Suppliers say Kraft Heinz employees are aggressive in demanding lower contract costs, sometimes at the sacrifice of longer-term alternatives used by peers like Unilever or Procter & Gamble. One example is pushing for extra savings in the next quarter, if a supplier in unable to do so in shorter term.
"They're just using it as a blunt instrument, saying 'give me 10%.' You can't do that, especially in a mature, consumer goods company," said Rob Handfield, a professor of supply chain management at North Carolina State University. Handfield advised courier company DHL in 2017 when it was negotiating its contracts with Kraft Heinz.
According to Monday's filing, a handful of Kraft Heinz employees were marking down savings from its supplier contracts that should have been carried over a longer time period, along with other similar transgressions. It could not be immediately determined whether they did so accidentally or intentionally, but doing so can inaccurately imply they achieved certain targets that they did not reach.
Following the results of the investigation, Kraft Heinz said in the filing that it "has implemented and continues to implement certain remedial actions, including employee personnel actions and certain improvements to its internal controls, to mitigate the likelihood of this occurring in the future."

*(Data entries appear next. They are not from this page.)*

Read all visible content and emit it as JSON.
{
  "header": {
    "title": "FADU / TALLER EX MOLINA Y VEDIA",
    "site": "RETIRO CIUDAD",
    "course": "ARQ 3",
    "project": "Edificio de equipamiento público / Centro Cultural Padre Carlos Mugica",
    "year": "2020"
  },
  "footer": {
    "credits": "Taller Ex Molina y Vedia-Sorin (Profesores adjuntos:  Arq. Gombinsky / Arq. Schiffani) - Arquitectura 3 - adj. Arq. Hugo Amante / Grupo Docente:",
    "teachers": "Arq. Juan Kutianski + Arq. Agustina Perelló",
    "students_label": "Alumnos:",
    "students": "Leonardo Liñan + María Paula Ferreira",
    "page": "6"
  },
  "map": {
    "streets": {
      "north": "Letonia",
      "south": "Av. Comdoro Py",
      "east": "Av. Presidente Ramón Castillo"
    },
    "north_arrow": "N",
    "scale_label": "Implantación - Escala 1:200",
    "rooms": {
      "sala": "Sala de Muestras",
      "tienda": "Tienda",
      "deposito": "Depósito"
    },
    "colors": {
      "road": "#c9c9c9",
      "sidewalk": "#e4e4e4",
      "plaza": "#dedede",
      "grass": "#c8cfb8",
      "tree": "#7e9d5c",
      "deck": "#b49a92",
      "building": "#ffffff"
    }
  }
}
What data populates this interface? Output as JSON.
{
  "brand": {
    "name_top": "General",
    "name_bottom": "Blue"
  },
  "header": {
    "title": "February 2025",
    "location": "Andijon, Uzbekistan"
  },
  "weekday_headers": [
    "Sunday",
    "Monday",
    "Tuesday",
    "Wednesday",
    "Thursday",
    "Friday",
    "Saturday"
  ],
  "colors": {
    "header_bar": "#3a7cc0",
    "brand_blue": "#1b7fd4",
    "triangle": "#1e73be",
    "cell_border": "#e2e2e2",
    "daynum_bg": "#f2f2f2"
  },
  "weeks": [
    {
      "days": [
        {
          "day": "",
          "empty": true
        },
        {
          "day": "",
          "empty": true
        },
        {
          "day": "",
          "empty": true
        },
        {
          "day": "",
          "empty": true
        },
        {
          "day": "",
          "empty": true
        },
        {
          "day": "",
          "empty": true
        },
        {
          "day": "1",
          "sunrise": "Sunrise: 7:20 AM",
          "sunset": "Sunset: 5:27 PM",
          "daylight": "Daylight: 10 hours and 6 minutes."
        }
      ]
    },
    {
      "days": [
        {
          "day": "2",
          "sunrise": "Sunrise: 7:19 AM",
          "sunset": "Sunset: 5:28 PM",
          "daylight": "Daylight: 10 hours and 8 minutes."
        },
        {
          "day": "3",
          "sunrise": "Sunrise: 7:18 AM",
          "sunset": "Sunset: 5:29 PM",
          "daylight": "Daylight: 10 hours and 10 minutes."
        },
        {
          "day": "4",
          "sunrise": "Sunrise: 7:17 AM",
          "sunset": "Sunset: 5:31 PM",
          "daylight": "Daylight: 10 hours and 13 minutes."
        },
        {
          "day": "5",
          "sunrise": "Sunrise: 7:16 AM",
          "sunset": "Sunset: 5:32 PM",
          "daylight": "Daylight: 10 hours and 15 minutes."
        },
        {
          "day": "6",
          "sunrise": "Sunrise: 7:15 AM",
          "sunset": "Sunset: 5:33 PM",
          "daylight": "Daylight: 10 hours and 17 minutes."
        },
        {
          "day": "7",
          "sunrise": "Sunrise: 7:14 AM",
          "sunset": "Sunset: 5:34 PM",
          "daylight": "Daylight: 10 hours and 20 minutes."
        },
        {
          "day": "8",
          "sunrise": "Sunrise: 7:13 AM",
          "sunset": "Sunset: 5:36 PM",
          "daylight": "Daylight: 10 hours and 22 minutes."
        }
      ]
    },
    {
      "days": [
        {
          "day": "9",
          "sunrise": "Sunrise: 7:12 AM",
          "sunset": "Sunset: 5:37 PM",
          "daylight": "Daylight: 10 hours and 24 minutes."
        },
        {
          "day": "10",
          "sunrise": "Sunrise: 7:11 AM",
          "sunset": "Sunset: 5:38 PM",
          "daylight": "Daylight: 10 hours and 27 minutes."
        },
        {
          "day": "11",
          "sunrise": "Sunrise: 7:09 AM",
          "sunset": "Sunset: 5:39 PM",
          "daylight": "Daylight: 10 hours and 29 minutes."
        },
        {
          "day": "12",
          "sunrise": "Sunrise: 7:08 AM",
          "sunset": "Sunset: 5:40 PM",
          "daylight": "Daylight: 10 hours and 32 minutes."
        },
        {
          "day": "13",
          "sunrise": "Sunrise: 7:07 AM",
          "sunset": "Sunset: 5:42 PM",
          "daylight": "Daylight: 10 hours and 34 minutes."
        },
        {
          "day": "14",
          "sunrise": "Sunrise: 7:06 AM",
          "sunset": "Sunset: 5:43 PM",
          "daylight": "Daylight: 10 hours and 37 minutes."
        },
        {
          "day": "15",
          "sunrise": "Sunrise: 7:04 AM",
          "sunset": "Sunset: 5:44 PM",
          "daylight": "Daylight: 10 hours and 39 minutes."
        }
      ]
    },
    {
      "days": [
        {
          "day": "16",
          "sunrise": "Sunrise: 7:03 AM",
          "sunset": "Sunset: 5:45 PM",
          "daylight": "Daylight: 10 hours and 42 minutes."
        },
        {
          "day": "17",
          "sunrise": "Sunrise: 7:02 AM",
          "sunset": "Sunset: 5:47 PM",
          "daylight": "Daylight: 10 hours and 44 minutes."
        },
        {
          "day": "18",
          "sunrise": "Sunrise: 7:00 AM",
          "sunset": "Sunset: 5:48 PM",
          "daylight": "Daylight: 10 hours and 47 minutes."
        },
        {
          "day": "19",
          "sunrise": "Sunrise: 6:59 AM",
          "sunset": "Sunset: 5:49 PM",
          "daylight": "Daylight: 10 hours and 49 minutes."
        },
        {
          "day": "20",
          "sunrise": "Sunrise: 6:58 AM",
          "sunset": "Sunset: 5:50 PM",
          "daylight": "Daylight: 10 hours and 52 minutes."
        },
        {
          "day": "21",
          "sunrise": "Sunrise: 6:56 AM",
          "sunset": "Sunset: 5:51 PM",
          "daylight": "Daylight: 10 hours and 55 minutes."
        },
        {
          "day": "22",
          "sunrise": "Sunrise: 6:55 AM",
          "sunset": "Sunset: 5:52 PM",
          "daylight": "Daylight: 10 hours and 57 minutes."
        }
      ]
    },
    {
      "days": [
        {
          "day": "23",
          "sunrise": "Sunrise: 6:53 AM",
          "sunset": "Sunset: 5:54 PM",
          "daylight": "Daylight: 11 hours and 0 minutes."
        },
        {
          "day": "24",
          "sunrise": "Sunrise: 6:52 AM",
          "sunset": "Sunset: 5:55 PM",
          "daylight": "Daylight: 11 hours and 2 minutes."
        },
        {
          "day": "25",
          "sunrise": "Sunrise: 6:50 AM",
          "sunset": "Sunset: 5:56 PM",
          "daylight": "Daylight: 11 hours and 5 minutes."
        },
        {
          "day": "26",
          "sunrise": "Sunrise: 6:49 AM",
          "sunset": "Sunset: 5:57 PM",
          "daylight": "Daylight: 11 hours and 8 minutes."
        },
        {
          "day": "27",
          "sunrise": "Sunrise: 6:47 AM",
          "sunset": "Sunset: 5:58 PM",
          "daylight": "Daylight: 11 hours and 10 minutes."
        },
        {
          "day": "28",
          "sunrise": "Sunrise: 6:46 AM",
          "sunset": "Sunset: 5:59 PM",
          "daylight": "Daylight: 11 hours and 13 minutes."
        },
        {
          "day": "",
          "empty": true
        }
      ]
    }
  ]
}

Others changes are to restore its financial health after its shares have fallen more than 24% since the start of the year. It announced last month that Hees is stepping down on June 30 and will be succeeded by Miguel Patricio, Anheuser-Busch InBev's former chief marketing officer. Kraft Heinz's head of strategic projects, Eduardo Pelleissone, is also leaving the company to pursue other opportunities, effective June 30. Eduardo Luz, U.S. chief marketing and global brand officer, is leaving the company at the end of May.